Start of Information given

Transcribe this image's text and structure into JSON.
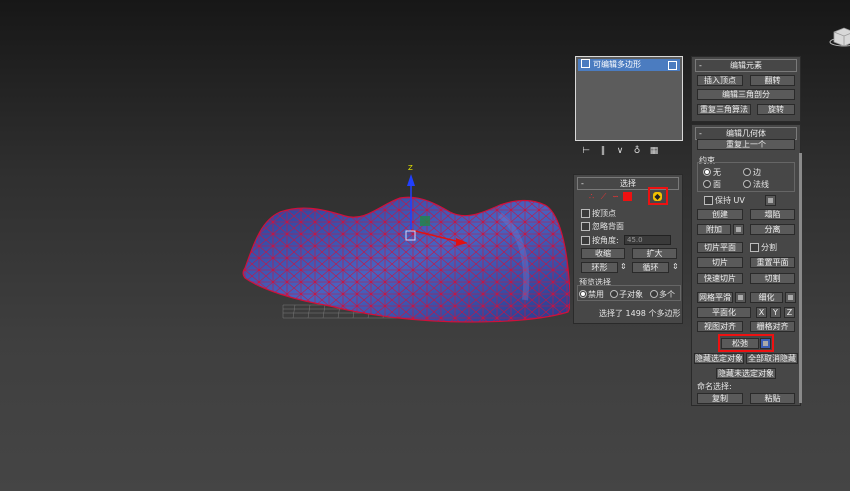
{
  "stack": {
    "modifier_label": "可编辑多边形"
  },
  "stack_tools": [
    "pin-stack-icon",
    "show-end-result-icon",
    "make-unique-icon",
    "remove-modifier-icon",
    "configure-modifier-sets-icon"
  ],
  "selection": {
    "title": "选择",
    "levels": [
      "vertex-level-icon",
      "edge-level-icon",
      "border-level-icon",
      "polygon-level-icon",
      "element-level-icon"
    ],
    "by_vertex": "按顶点",
    "ignore_backfacing": "忽略背面",
    "by_angle": "按角度:",
    "angle_value": "45.0",
    "shrink": "收缩",
    "grow": "扩大",
    "ring": "环形",
    "loop": "循环",
    "preview_label": "预览选择",
    "preview_options": [
      "禁用",
      "子对象",
      "多个"
    ],
    "status": "选择了 1498 个多边形"
  },
  "edit_elements": {
    "title": "编辑元素",
    "insert_vertex": "插入顶点",
    "flip": "翻转",
    "edit_triangulation": "编辑三角剖分",
    "retriangulate": "重复三角算法",
    "turn": "旋转"
  },
  "edit_geometry": {
    "title": "编辑几何体",
    "repeat_last": "重复上一个",
    "constraints_label": "约束",
    "constraint_options": [
      "无",
      "边",
      "面",
      "法线"
    ],
    "preserve_uvs": "保持 UV",
    "create": "创建",
    "collapse": "塌陷",
    "attach": "附加",
    "detach": "分离",
    "slice_plane": "切片平面",
    "split": "分割",
    "slice": "切片",
    "reset_plane": "重置平面",
    "quickslice": "快速切片",
    "cut": "切割",
    "meshsmooth": "网格平滑",
    "tessellate": "细化",
    "make_planar": "平面化",
    "x": "X",
    "y": "Y",
    "z": "Z",
    "view_align": "视图对齐",
    "grid_align": "栅格对齐",
    "relax": "松弛",
    "hide_selected": "隐藏选定对象",
    "unhide_all": "全部取消隐藏",
    "hide_unselected": "隐藏未选定对象",
    "named_selections": "命名选择:",
    "copy": "复制",
    "paste": "粘贴"
  },
  "viewport": {
    "gizmo_axis_label": "Z",
    "mesh_fill": "#3b4fa8",
    "wire_color": "#d0103a",
    "highlight_color": "#e11111"
  }
}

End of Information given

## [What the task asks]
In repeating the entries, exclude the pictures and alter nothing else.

## [Expected answer]
Transcribe this image's text and structure into JSON.
{
  "stack": {
    "modifier_label": "可编辑多边形"
  },
  "stack_tools": [
    "pin-stack-icon",
    "show-end-result-icon",
    "make-unique-icon",
    "remove-modifier-icon",
    "configure-modifier-sets-icon"
  ],
  "selection": {
    "title": "选择",
    "levels": [
      "vertex-level-icon",
      "edge-level-icon",
      "border-level-icon",
      "polygon-level-icon",
      "element-level-icon"
    ],
    "by_vertex": "按顶点",
    "ignore_backfacing": "忽略背面",
    "by_angle": "按角度:",
    "angle_value": "45.0",
    "shrink": "收缩",
    "grow": "扩大",
    "ring": "环形",
    "loop": "循环",
    "preview_label": "预览选择",
    "preview_options": [
      "禁用",
      "子对象",
      "多个"
    ],
    "status": "选择了 1498 个多边形"
  },
  "edit_elements": {
    "title": "编辑元素",
    "insert_vertex": "插入顶点",
    "flip": "翻转",
    "edit_triangulation": "编辑三角剖分",
    "retriangulate": "重复三角算法",
    "turn": "旋转"
  },
  "edit_geometry": {
    "title": "编辑几何体",
    "repeat_last": "重复上一个",
    "constraints_label": "约束",
    "constraint_options": [
      "无",
      "边",
      "面",
      "法线"
    ],
    "preserve_uvs": "保持 UV",
    "create": "创建",
    "collapse": "塌陷",
    "attach": "附加",
    "detach": "分离",
    "slice_plane": "切片平面",
    "split": "分割",
    "slice": "切片",
    "reset_plane": "重置平面",
    "quickslice": "快速切片",
    "cut": "切割",
    "meshsmooth": "网格平滑",
    "tessellate": "细化",
    "make_planar": "平面化",
    "x": "X",
    "y": "Y",
    "z": "Z",
    "view_align": "视图对齐",
    "grid_align": "栅格对齐",
    "relax": "松弛",
    "hide_selected": "隐藏选定对象",
    "unhide_all": "全部取消隐藏",
    "hide_unselected": "隐藏未选定对象",
    "named_selections": "命名选择:",
    "copy": "复制",
    "paste": "粘贴"
  },
  "viewport": {
    "gizmo_axis_label": "Z",
    "mesh_fill": "#3b4fa8",
    "wire_color": "#d0103a",
    "highlight_color": "#e11111"
  }
}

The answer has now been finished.